◆ **WORK INSTRUCTION**
Go through the records and copy each line where the word "checked" occurs.

◆ **PROVIDED RECORDS**
══════════

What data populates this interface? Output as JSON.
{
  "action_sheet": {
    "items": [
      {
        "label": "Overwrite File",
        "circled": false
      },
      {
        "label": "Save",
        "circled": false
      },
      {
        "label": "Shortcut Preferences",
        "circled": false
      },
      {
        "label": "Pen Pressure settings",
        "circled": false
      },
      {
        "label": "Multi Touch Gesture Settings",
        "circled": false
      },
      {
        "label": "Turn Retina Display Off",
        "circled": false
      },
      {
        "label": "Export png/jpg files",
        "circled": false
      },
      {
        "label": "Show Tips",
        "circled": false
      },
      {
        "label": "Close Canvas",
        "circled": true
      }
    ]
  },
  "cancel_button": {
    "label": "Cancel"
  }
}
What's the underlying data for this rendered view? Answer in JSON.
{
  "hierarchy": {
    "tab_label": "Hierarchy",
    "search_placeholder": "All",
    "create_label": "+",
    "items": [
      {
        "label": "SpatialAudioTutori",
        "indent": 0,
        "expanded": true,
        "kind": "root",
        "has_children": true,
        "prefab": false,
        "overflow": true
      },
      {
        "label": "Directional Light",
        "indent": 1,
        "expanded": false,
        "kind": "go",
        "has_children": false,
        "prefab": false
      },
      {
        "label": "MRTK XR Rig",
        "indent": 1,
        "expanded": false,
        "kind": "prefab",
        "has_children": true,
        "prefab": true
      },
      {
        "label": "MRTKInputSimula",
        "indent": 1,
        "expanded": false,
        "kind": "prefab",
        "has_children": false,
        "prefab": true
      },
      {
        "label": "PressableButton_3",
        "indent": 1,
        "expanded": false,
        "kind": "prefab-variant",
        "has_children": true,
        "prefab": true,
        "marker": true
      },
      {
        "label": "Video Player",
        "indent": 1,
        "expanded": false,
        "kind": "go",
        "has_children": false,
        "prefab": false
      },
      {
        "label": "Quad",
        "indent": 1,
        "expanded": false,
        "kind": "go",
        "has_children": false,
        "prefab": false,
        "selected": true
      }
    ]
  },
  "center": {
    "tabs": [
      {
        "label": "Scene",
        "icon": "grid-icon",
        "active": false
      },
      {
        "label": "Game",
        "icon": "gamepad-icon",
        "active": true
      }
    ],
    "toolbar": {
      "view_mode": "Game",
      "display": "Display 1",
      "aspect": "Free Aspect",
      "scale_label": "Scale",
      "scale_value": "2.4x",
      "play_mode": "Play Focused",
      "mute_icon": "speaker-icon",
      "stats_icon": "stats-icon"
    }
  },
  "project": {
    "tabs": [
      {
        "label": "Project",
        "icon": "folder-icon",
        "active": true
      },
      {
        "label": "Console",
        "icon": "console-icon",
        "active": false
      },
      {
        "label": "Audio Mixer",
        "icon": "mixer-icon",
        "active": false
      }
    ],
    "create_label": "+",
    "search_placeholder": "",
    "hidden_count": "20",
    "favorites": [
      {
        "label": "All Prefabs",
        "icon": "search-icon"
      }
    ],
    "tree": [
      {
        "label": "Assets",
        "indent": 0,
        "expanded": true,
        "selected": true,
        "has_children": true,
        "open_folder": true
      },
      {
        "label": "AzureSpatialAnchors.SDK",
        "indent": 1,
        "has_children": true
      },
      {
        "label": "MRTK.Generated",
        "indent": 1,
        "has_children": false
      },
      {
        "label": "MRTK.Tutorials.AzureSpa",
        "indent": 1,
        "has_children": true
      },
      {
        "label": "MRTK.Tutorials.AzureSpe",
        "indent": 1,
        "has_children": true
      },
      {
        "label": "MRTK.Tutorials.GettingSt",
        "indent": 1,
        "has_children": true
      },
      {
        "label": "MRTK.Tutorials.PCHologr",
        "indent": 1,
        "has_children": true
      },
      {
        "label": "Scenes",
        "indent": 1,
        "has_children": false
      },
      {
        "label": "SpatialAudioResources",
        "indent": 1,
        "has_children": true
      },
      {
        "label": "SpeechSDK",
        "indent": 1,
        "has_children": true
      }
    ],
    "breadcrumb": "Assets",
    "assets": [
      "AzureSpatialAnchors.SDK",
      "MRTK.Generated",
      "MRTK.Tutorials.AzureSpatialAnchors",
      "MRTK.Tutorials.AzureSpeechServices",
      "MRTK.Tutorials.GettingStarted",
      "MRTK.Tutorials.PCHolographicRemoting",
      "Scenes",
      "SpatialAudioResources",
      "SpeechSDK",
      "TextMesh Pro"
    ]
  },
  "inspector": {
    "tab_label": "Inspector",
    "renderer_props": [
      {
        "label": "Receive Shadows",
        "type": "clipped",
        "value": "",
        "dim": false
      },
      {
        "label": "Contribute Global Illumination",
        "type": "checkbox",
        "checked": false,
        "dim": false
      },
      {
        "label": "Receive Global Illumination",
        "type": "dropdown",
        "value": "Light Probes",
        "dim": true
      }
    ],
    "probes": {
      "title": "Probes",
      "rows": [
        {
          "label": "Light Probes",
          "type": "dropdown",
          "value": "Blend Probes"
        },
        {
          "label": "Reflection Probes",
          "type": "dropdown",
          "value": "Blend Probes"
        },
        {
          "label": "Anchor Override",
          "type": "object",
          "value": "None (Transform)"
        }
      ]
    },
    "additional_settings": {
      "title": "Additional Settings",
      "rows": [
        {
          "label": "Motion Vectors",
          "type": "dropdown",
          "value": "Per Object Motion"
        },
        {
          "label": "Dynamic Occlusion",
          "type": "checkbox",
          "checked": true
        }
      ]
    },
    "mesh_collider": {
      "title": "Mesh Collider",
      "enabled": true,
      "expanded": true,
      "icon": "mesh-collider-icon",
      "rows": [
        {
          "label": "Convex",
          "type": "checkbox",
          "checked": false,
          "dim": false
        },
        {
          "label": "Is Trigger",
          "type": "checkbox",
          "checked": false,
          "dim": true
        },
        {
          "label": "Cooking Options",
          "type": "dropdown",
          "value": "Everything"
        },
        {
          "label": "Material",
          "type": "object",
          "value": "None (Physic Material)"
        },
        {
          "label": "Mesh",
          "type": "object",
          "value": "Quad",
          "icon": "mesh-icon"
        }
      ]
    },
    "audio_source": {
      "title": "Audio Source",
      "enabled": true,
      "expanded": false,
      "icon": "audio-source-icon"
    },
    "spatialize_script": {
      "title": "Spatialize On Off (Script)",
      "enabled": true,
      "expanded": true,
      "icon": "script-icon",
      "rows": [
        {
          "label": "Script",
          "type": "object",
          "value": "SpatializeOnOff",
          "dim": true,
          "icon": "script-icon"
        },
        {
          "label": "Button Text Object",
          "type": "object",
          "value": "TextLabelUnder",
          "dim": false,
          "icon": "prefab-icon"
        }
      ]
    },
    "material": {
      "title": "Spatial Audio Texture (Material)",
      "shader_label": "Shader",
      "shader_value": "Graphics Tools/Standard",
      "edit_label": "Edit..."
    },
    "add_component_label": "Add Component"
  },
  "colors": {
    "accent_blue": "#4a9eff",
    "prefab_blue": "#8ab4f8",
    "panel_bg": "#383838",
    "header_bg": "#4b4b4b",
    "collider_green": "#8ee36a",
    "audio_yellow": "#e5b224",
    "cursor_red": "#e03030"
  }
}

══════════

◆ **EXPECTED ANSWER**
        "checked": false,
          "checked": true
          "checked": false,
          "checked": false,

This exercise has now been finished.